◆ **TASK OBJECTIVE**
Repeat the data that follows, keeping every character intact.

** Opening SUPPLIED MATERIAL block **

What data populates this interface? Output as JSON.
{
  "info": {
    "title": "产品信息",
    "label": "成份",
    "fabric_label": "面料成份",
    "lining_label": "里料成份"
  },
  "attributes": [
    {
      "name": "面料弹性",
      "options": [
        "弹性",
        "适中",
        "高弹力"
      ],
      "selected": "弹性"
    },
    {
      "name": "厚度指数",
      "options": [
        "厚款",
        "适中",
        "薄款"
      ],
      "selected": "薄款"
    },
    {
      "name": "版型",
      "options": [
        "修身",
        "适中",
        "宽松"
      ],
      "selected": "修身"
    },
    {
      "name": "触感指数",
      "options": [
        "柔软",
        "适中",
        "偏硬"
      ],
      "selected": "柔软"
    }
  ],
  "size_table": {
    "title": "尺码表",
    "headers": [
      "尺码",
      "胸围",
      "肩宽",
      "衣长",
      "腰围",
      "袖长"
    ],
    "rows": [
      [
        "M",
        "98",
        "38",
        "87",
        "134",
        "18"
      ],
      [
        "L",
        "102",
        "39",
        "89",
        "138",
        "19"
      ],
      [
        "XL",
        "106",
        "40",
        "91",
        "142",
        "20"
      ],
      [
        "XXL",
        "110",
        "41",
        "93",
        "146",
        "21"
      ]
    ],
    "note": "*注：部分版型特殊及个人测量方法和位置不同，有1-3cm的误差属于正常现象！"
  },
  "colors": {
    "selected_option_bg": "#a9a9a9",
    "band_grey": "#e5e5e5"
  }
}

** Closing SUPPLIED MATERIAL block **

◆ **WRITTEN RESPONSE**
What data populates this interface? Output as JSON.
{
  "info": {
    "title": "产品信息",
    "label": "成份",
    "fabric_label": "面料成份",
    "lining_label": "里料成份"
  },
  "attributes": [
    {
      "name": "面料弹性",
      "options": [
        "弹性",
        "适中",
        "高弹力"
      ],
      "selected": "弹性"
    },
    {
      "name": "厚度指数",
      "options": [
        "厚款",
        "适中",
        "薄款"
      ],
      "selected": "薄款"
    },
    {
      "name": "版型",
      "options": [
        "修身",
        "适中",
        "宽松"
      ],
      "selected": "修身"
    },
    {
      "name": "触感指数",
      "options": [
        "柔软",
        "适中",
        "偏硬"
      ],
      "selected": "柔软"
    }
  ],
  "size_table": {
    "title": "尺码表",
    "headers": [
      "尺码",
      "胸围",
      "肩宽",
      "衣长",
      "腰围",
      "袖长"
    ],
    "rows": [
      [
        "M",
        "98",
        "38",
        "87",
        "134",
        "18"
      ],
      [
        "L",
        "102",
        "39",
        "89",
        "138",
        "19"
      ],
      [
        "XL",
        "106",
        "40",
        "91",
        "142",
        "20"
      ],
      [
        "XXL",
        "110",
        "41",
        "93",
        "146",
        "21"
      ]
    ],
    "note": "*注：部分版型特殊及个人测量方法和位置不同，有1-3cm的误差属于正常现象！"
  },
  "colors": {
    "selected_option_bg": "#a9a9a9",
    "band_grey": "#e5e5e5"
  }
}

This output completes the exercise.